▸ Record extracts:
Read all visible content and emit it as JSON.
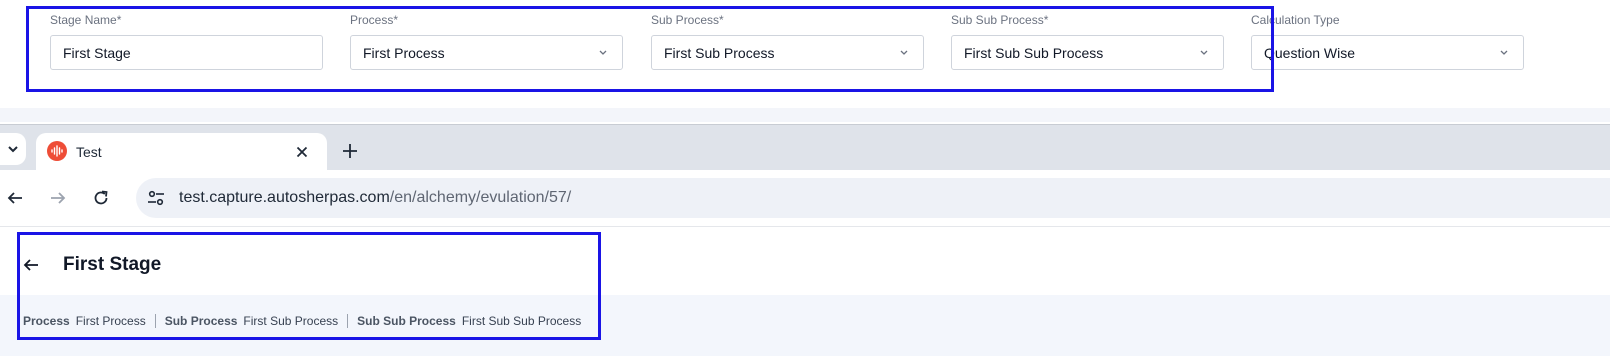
{
  "form": {
    "fields": [
      {
        "label": "Stage Name*",
        "value": "First Stage",
        "kind": "text"
      },
      {
        "label": "Process*",
        "value": "First Process",
        "kind": "select"
      },
      {
        "label": "Sub Process*",
        "value": "First Sub Process",
        "kind": "select"
      },
      {
        "label": "Sub Sub Process*",
        "value": "First Sub Sub Process",
        "kind": "select"
      },
      {
        "label": "Calculation Type",
        "value": "Question Wise",
        "kind": "select"
      }
    ]
  },
  "browser": {
    "tab_title": "Test",
    "url_host": "test.capture.autosherpas.com",
    "url_path": "/en/alchemy/evulation/57/"
  },
  "page": {
    "title": "First Stage",
    "meta": [
      {
        "key": "Process",
        "value": "First Process"
      },
      {
        "key": "Sub Process",
        "value": "First Sub Process"
      },
      {
        "key": "Sub Sub Process",
        "value": "First Sub Sub Process"
      }
    ]
  },
  "colors": {
    "highlight": "#1a14e6",
    "favicon": "#ee4d37"
  }
}
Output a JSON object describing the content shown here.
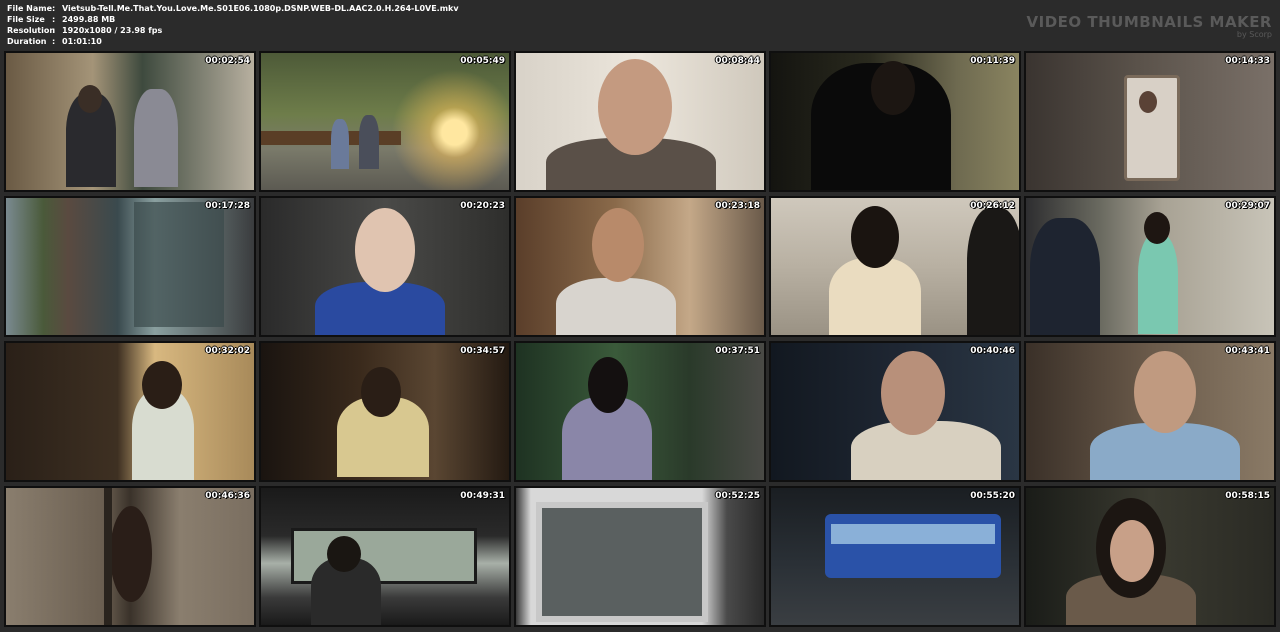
{
  "file_info": {
    "file_name_label": "File Name",
    "file_name": "Vietsub-Tell.Me.That.You.Love.Me.S01E06.1080p.DSNP.WEB-DL.AAC2.0.H.264-L0VE.mkv",
    "file_size_label": "File Size",
    "file_size": "2499.88 MB",
    "resolution_label": "Resolution",
    "resolution": "1920x1080 / 23.98 fps",
    "duration_label": "Duration",
    "duration": "01:01:10",
    "separator": ":"
  },
  "brand": {
    "title": "VIDEO THUMBNAILS MAKER",
    "subtitle": "by Scorp"
  },
  "thumbnails": [
    {
      "timestamp": "00:02:54",
      "scene": "art-classroom"
    },
    {
      "timestamp": "00:05:49",
      "scene": "park-bench-sunset"
    },
    {
      "timestamp": "00:08:44",
      "scene": "man-closeup"
    },
    {
      "timestamp": "00:11:39",
      "scene": "man-painting-wall"
    },
    {
      "timestamp": "00:14:33",
      "scene": "phone-video-call"
    },
    {
      "timestamp": "00:17:28",
      "scene": "building-sign"
    },
    {
      "timestamp": "00:20:23",
      "scene": "woman-blue-hoodie"
    },
    {
      "timestamp": "00:23:18",
      "scene": "young-man-smiling"
    },
    {
      "timestamp": "00:26:12",
      "scene": "woman-cream-blouse"
    },
    {
      "timestamp": "00:29:07",
      "scene": "woman-mint-shirt"
    },
    {
      "timestamp": "00:32:02",
      "scene": "woman-doorway"
    },
    {
      "timestamp": "00:34:57",
      "scene": "man-dark-room"
    },
    {
      "timestamp": "00:37:51",
      "scene": "woman-night-trees"
    },
    {
      "timestamp": "00:40:46",
      "scene": "man-smiling-night"
    },
    {
      "timestamp": "00:43:41",
      "scene": "man-blue-shirt"
    },
    {
      "timestamp": "00:46:36",
      "scene": "woman-behind-door"
    },
    {
      "timestamp": "00:49:31",
      "scene": "car-interior"
    },
    {
      "timestamp": "00:52:25",
      "scene": "monitor-set"
    },
    {
      "timestamp": "00:55:20",
      "scene": "blue-bus-night"
    },
    {
      "timestamp": "00:58:15",
      "scene": "woman-night-closeup"
    }
  ]
}
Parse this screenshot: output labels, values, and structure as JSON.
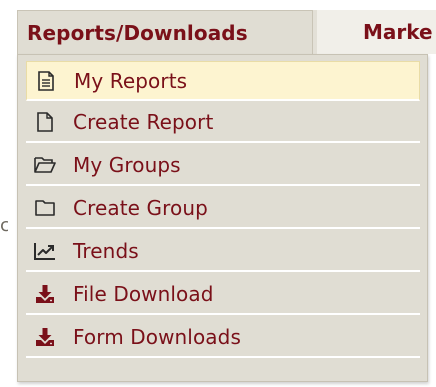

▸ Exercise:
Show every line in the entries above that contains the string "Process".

▸ Your response:
        "label": "Process*",
        "value": "First Process",
        "label": "Sub Process*",
        "value": "First Sub Process",
        "label": "Sub Sub Process*",
        "value": "First Sub Sub Process",
        "key": "Process",
        "value": "First Process"
        "key": "Sub Process",
        "value": "First Sub Process"
        "key": "Sub Sub Process",
        "value": "First Sub Sub Process"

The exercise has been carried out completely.